■ **WHAT YOU WILL DO**:
Filter the entries below down to the lines that hold "Taux".

■ **PROVIDED DATA**:
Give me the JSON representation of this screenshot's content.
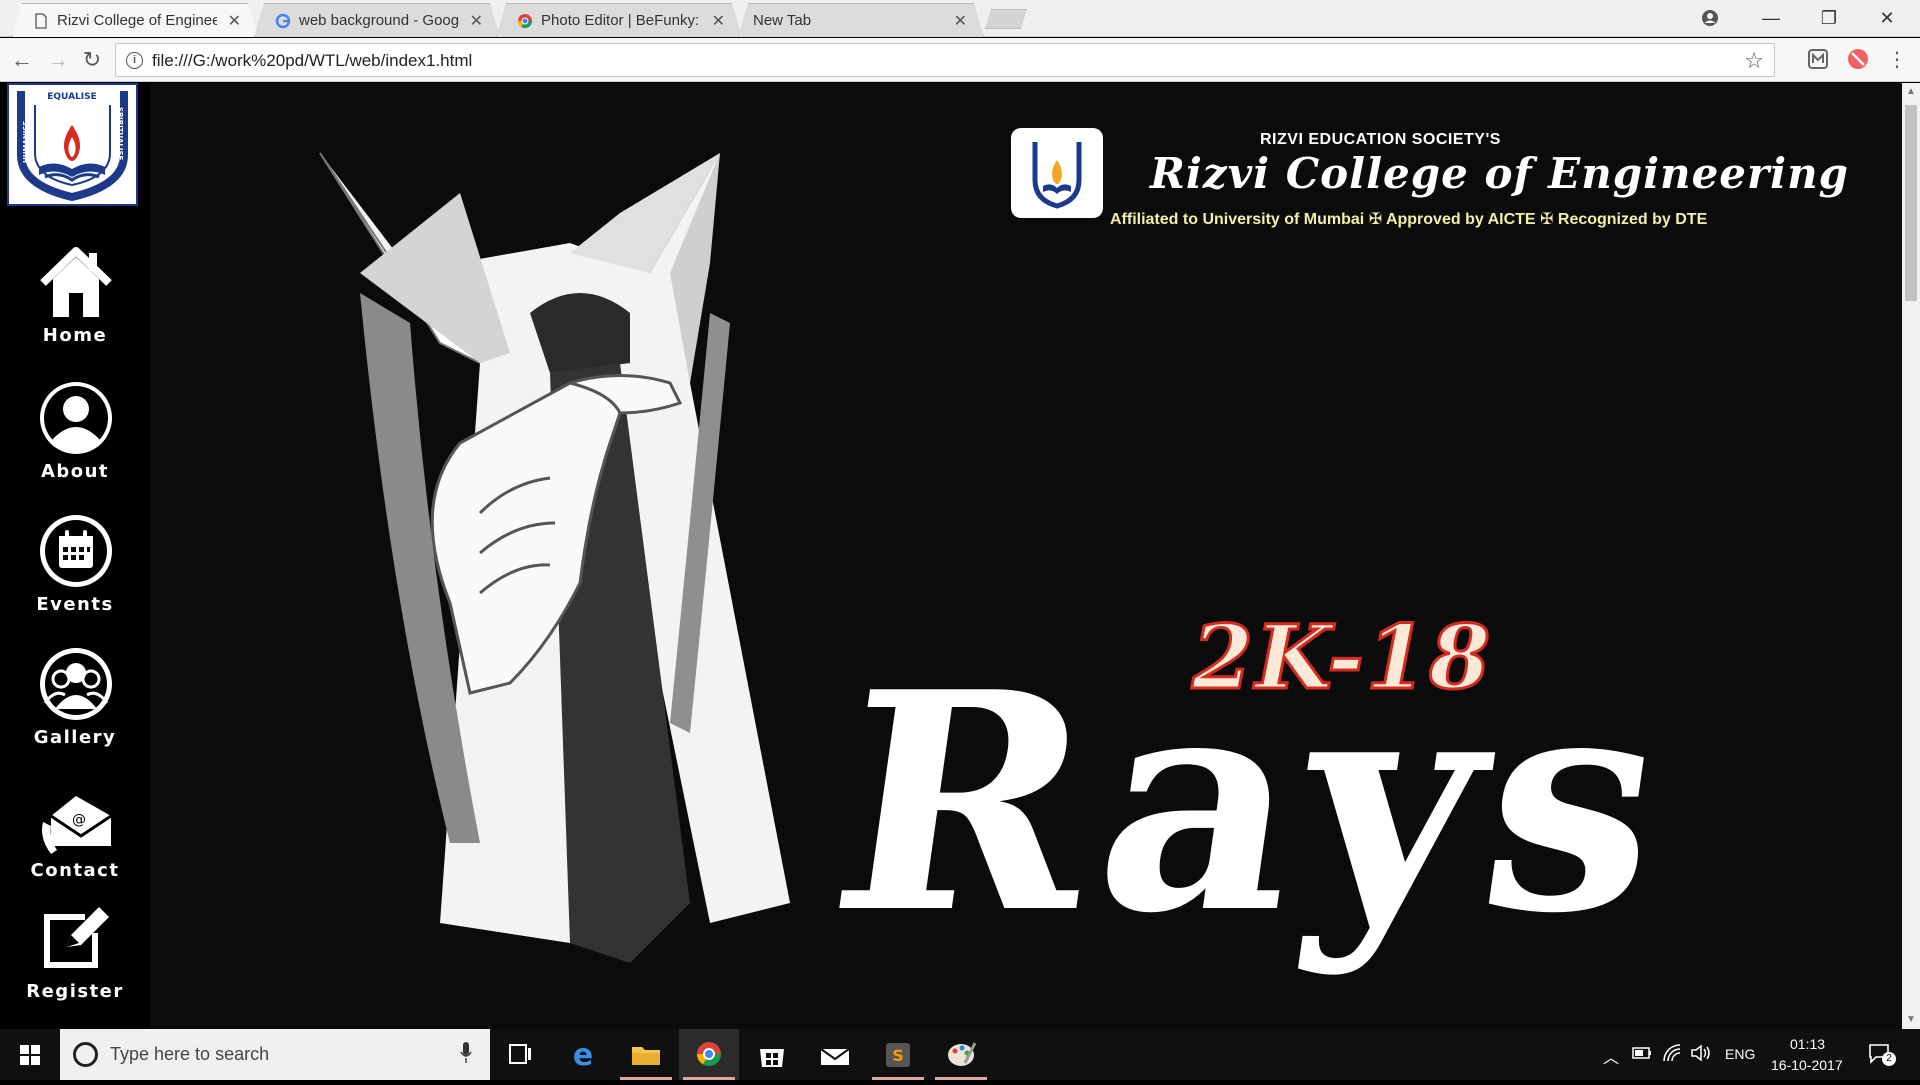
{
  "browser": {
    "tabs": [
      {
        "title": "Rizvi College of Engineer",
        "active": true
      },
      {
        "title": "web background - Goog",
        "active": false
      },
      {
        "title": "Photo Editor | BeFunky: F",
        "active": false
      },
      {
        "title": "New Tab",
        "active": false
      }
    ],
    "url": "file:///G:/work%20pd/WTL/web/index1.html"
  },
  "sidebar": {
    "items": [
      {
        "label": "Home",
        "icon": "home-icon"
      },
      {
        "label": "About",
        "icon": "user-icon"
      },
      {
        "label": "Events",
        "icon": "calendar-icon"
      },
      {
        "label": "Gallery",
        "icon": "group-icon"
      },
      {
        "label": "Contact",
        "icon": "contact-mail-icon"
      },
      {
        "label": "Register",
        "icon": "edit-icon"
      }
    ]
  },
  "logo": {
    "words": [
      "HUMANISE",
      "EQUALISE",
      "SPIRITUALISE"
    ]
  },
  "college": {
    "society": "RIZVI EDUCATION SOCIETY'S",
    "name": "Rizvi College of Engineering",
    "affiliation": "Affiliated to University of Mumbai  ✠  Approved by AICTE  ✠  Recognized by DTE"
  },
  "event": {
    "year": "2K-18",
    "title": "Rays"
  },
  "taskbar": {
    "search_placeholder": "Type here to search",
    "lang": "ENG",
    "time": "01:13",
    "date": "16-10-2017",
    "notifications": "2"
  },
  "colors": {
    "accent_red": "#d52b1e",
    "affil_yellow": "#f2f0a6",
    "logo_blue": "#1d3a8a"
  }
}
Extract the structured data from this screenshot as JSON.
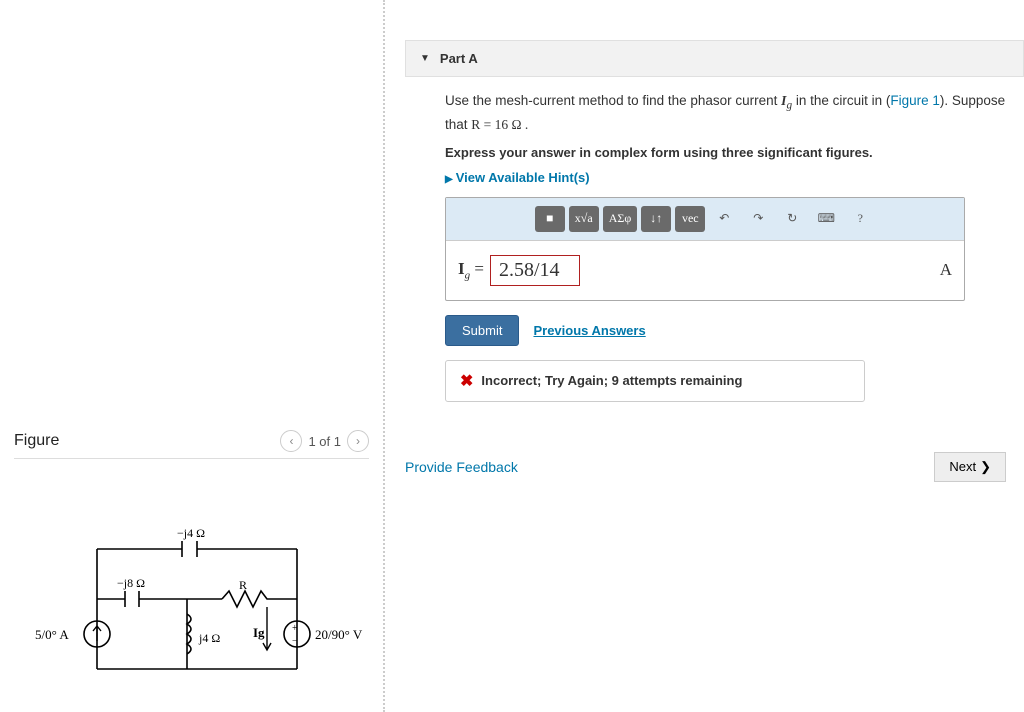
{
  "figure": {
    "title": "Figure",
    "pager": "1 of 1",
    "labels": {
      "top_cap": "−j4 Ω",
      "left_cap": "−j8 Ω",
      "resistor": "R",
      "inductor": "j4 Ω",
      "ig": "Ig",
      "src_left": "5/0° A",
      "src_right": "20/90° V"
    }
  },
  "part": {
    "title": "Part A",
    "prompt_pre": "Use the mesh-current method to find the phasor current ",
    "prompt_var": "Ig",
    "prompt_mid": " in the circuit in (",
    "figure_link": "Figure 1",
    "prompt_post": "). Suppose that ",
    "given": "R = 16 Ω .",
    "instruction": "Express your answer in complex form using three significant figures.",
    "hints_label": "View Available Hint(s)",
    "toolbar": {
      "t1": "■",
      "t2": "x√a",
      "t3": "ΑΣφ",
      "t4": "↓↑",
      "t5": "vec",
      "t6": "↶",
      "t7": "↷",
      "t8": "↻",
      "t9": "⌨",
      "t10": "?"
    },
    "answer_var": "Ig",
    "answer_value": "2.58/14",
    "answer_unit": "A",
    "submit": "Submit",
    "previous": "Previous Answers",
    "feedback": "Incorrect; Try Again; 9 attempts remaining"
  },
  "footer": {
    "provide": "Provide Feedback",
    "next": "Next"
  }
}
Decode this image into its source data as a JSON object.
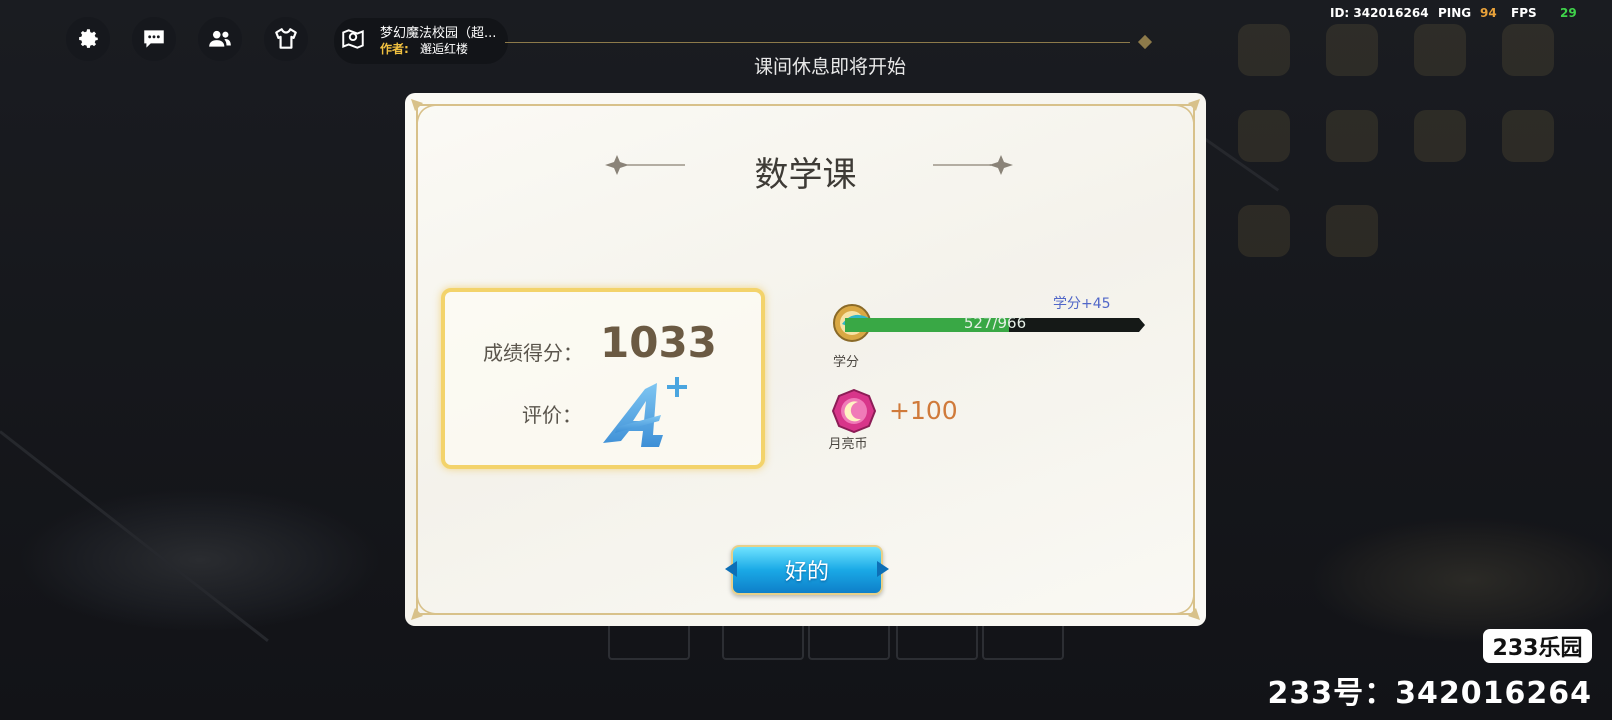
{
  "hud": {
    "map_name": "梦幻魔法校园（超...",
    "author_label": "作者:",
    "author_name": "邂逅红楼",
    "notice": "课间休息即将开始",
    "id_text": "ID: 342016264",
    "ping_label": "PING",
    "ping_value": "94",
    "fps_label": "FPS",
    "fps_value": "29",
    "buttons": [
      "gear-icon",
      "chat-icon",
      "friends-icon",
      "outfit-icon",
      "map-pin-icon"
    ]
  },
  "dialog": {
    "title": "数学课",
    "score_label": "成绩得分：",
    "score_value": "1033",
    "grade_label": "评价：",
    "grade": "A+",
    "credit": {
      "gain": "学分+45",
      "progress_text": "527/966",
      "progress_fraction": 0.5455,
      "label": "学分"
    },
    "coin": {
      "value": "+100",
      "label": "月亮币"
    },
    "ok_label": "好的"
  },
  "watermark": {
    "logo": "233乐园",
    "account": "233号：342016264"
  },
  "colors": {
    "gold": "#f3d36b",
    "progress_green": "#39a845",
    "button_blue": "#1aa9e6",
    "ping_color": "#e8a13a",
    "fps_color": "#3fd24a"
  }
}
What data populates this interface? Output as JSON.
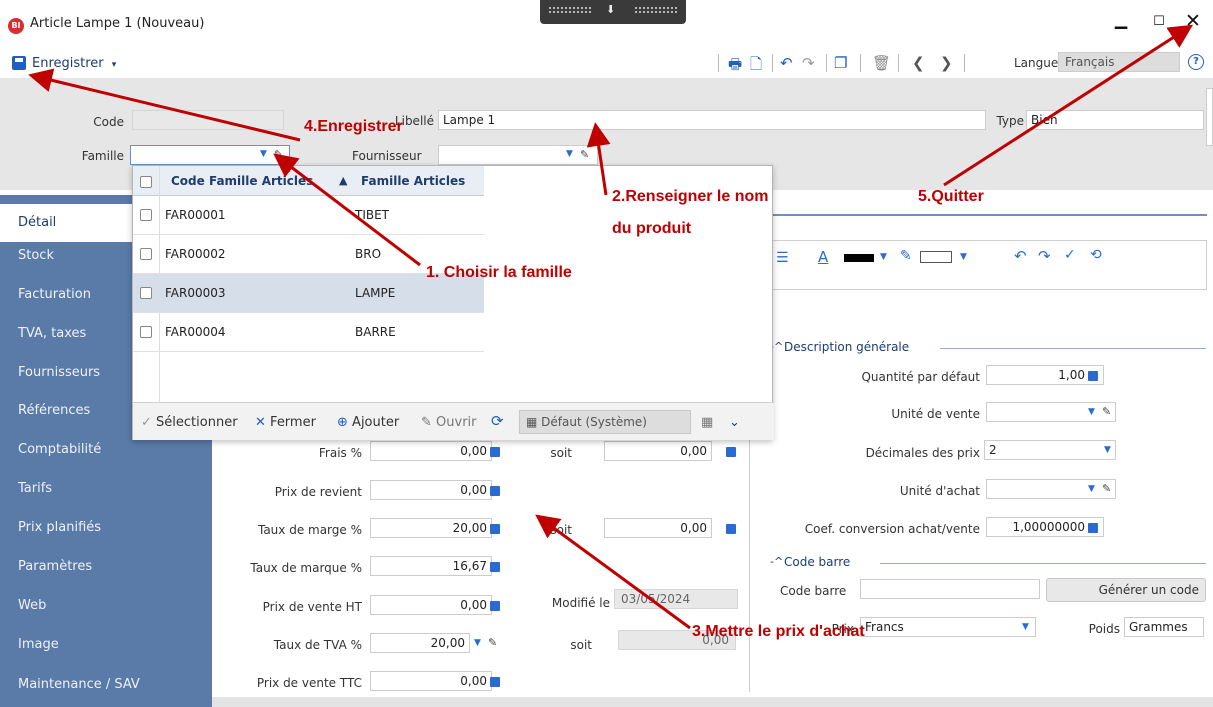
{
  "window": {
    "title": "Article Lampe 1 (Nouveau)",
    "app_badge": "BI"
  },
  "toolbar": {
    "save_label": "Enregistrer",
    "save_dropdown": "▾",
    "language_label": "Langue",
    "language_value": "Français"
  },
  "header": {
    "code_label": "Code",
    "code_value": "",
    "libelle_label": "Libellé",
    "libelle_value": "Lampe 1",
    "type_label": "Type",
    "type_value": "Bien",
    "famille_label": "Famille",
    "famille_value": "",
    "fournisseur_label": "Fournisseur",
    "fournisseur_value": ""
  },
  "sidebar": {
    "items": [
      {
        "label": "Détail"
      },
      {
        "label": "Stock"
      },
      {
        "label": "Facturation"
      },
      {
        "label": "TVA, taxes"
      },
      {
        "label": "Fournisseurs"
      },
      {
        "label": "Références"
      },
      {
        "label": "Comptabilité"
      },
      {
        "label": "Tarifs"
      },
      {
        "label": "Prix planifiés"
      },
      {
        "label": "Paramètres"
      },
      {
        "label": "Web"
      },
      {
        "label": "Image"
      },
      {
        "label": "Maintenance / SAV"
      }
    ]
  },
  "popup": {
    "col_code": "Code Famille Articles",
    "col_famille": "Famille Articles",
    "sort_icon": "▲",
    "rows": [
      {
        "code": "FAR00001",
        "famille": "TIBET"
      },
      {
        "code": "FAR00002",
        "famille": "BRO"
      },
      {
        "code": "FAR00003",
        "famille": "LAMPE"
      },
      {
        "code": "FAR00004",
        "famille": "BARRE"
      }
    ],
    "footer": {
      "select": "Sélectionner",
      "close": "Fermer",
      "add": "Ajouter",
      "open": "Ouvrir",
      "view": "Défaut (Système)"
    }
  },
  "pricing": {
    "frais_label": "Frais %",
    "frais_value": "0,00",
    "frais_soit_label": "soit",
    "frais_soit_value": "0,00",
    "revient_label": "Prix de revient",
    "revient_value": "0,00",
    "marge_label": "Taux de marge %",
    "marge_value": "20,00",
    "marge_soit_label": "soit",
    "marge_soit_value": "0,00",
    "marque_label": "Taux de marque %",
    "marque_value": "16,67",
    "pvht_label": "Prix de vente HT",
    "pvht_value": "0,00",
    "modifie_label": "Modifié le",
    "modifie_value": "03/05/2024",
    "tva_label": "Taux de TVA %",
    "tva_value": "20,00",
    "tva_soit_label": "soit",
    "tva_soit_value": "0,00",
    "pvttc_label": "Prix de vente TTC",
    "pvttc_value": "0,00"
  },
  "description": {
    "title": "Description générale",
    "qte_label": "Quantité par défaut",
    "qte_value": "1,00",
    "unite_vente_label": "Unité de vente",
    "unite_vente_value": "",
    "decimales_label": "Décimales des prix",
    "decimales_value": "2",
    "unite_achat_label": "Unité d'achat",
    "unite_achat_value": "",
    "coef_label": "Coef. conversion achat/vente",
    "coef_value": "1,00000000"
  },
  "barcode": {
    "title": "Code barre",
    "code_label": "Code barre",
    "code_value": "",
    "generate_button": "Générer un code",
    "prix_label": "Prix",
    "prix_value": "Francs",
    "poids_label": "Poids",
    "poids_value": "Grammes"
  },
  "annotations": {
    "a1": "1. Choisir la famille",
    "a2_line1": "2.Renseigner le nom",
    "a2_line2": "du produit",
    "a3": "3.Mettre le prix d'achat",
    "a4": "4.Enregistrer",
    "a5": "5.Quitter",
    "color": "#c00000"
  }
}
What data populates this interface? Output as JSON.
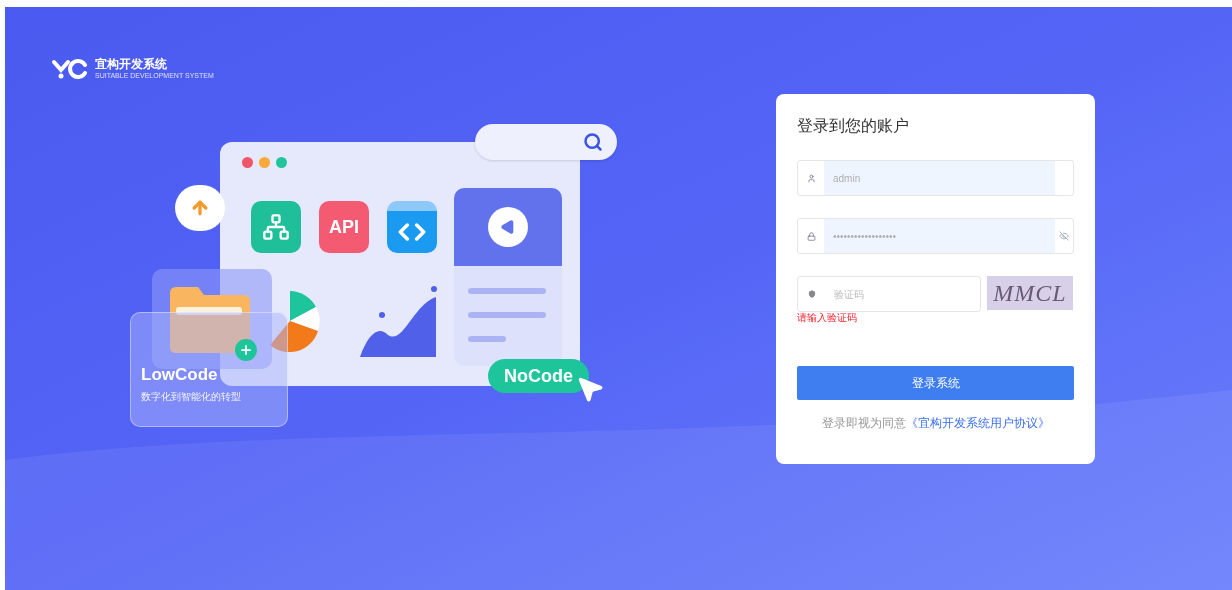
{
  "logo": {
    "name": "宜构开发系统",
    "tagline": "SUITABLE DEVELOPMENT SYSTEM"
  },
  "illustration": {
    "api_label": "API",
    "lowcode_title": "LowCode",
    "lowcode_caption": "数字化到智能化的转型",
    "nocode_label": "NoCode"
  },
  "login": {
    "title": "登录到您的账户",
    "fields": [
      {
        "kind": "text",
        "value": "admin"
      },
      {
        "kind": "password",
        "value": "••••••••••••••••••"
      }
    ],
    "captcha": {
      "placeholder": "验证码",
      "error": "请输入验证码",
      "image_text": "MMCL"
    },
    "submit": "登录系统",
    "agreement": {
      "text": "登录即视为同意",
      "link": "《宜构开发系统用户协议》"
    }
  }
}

■ **SOLVED EXERCISE**:
    "marge_label": "Taux de marge %",
    "marque_label": "Taux de marque %",
    "tva_label": "Taux de TVA %",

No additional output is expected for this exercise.